Medicare Impostors Scaring Elders into Paying for
The indefinite future of health care
coverage is being exploited by Medicare and Medicaid impostors who
are calling older beneficiaries and threatening to cancel benefits if
they don't pay to renew their health insurance cards. In some
instances, the offenders also demand personal information, such as Social
Security numbers or financial accounts for the purpose of committing
Identity theft. Although these scams are more common during
Medicare's open enrollment period which takes place in the fall,
offenders often ply their trade whenever there is a national event or
uncertainty that could threaten the quality of life of particular
vulnerable individuals. Among other unsavory characteristics, these
con artists are particularly adept at using consumers' anxieties to rip
them off. Expect this trend to continue, but don't take the bait! Never
give out Medicare or bank account numbers over the phone unless you
initiate the call, such as to replace a lost or stolen card.
Facts about Medicare
does not charge to get a new card.
will never call to verify a consumer's account number, or to promote
a Medicare product or service.
SPECIAL NOTE: Medicare accounts and Social Security numbers are
one and the same, which puts recipients at risk of identity
theft. Beginning April, 2018, SSN's are scheduled to be
removed from Medicare cards and will be replaced with a randomly
selected account number.
Be wary of any unexpected calls from "Medicare,"
even if it is not regarding this particular scam, another one may be
waiting in the wings.

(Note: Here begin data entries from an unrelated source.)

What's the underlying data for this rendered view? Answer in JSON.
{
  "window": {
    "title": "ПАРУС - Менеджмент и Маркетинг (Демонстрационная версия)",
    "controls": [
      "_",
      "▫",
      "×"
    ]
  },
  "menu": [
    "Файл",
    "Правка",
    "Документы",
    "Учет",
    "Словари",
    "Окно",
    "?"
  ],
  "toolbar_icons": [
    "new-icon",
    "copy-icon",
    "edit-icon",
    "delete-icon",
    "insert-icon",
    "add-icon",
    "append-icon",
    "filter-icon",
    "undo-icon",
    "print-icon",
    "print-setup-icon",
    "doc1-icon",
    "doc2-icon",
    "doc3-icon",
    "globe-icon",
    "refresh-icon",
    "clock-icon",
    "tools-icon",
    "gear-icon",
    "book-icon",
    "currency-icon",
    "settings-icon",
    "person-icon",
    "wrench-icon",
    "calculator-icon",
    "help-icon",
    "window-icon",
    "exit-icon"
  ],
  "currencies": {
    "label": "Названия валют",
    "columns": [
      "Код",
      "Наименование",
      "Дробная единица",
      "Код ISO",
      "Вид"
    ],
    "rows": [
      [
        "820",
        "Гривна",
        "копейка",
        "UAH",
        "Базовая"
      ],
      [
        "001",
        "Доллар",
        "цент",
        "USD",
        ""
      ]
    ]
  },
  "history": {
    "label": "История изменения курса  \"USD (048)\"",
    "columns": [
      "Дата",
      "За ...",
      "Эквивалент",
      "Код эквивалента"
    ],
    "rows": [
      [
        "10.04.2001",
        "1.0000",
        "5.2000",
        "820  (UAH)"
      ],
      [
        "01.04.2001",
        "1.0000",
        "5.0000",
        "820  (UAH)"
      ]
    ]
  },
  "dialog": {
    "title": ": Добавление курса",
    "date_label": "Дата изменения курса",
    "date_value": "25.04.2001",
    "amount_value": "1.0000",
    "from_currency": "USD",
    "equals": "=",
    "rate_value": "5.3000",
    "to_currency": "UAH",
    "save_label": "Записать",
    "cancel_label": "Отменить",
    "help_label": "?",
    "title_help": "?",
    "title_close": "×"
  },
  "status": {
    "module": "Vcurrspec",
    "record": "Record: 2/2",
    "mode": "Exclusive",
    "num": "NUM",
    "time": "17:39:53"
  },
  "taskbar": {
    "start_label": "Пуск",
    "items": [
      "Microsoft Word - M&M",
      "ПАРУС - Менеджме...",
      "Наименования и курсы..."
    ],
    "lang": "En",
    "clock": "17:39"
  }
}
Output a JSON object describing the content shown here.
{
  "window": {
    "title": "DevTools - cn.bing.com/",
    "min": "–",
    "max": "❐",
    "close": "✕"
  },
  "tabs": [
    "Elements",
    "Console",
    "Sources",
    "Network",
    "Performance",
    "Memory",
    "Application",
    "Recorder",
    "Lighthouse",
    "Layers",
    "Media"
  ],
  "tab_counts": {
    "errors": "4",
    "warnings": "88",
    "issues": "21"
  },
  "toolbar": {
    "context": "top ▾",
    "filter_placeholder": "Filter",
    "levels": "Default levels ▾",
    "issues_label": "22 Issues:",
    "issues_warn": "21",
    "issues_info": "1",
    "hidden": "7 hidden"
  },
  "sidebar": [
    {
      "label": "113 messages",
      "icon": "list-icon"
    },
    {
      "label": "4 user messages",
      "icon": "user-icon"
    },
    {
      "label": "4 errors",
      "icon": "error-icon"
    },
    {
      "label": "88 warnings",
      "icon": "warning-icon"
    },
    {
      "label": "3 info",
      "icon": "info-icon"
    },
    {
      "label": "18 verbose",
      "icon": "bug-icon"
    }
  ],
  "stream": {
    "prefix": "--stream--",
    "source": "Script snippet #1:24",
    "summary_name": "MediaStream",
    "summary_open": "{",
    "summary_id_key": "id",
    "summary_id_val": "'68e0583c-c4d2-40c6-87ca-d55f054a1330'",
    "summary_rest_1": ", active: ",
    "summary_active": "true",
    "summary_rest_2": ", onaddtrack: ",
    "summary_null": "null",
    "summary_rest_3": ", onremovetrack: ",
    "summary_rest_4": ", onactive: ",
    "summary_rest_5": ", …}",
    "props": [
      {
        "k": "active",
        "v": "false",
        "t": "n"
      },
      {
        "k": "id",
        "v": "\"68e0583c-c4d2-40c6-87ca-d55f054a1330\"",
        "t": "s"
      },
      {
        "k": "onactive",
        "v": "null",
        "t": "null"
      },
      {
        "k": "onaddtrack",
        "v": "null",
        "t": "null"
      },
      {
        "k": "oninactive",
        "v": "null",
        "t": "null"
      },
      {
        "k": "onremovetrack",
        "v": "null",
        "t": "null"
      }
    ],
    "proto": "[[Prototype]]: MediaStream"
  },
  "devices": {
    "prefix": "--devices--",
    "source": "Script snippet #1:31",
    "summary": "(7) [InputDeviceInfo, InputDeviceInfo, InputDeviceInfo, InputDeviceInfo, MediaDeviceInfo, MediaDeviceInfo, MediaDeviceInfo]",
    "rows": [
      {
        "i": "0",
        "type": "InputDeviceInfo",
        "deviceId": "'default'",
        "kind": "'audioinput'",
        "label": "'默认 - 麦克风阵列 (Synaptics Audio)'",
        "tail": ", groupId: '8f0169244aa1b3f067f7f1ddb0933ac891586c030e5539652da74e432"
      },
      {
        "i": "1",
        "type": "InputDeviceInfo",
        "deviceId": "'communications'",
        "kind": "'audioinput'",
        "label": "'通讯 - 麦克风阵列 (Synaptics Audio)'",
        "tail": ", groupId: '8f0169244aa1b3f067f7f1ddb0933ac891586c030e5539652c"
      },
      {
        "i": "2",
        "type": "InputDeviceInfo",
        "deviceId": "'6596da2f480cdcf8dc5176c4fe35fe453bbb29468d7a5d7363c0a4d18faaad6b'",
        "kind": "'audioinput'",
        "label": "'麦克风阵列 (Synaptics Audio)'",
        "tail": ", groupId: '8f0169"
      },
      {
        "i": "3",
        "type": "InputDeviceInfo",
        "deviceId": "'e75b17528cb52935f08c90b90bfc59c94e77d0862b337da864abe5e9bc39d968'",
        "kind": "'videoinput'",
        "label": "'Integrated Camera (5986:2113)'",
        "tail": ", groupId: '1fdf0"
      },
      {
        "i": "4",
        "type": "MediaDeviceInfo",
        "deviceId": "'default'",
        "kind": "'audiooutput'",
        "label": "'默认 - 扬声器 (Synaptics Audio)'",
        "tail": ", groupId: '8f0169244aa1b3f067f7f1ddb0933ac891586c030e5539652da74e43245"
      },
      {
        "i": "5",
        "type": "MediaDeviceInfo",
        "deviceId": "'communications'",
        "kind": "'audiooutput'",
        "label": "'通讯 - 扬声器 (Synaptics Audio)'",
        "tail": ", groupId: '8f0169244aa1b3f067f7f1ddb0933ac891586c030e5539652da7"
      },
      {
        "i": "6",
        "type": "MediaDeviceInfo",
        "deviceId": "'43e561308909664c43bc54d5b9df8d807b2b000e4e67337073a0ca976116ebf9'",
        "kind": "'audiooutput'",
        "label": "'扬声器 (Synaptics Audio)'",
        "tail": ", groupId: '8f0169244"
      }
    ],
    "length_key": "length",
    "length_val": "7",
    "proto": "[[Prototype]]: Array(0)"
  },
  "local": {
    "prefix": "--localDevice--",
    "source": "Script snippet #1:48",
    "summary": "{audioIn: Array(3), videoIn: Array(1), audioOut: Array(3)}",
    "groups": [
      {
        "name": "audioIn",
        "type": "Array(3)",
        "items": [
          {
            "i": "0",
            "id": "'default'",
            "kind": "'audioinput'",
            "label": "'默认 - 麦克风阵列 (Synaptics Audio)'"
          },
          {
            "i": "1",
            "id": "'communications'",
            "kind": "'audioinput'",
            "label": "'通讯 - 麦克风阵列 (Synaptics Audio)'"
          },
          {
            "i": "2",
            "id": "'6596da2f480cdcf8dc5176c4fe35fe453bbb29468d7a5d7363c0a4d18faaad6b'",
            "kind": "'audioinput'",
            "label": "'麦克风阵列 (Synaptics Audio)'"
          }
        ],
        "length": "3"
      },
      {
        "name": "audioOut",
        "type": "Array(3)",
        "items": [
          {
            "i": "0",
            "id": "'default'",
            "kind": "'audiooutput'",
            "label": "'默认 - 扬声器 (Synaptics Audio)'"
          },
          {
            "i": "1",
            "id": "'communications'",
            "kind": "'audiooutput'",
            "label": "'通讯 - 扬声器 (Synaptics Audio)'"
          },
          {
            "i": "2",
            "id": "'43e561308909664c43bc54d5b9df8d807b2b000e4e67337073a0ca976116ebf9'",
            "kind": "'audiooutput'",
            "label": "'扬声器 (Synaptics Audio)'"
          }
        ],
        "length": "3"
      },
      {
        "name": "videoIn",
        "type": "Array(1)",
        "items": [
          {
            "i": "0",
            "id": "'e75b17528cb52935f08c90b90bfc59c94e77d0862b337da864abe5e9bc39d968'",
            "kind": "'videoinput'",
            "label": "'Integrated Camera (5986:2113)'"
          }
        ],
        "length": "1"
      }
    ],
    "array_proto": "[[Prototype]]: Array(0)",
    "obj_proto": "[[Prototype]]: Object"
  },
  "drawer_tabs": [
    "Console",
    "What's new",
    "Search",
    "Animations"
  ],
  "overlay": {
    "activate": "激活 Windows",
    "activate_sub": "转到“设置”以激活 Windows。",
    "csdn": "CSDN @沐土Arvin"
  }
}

Remember don't give out any personal
information to someone calling you. If you are unsure of the
legitimacy, hang up and call Medicare directly.
Who doesn't want to make a few extra dollars?
There are a number of legitimate businesses that pay consumers
to be secret shoppers. But the legitimate ones don't:
- Sign you up to be a secret shopper without you
- Ask you to "secret shop" money grams.
- Send you a check, (unsolicited) for far more than
the contracted fee of service.
A local insurance company found that they were being
victimized as part of this scam. The check that accompanied the
secret shopper letter, looks legitimate. After all, there is a
routing number, the company's name and address on the top. But
scammers can make almost anything look real. If you come across this
"offer" ask yourself:
- Did I sign up to be a secret shopper?
- Does it make sense that the check would be from a
local insurance company?
- Why would a local insurance company be paying a
secret shopper to test money grams at Walmart?
- And, if it sounds too good to be true, it probably
As with any scam, it's easy to spot when you aren't
staring at a potential windfall. It's important to always ask
yourself, does this make sense, before depositing a check.
THINK YOU'VE BEEN SCAMMED?
If you suspect you've been scammed or exploited, report it to
our Fraud Hot Line.
Interested in learning more about scams happening in
Denver? Do you want to know how to protect yourself from identity theft?
Maro Casparian is available for speaking engagements to any group or
organization. Contact her by email: firstname.lastname@example.org or
via phone: 720.913.9036.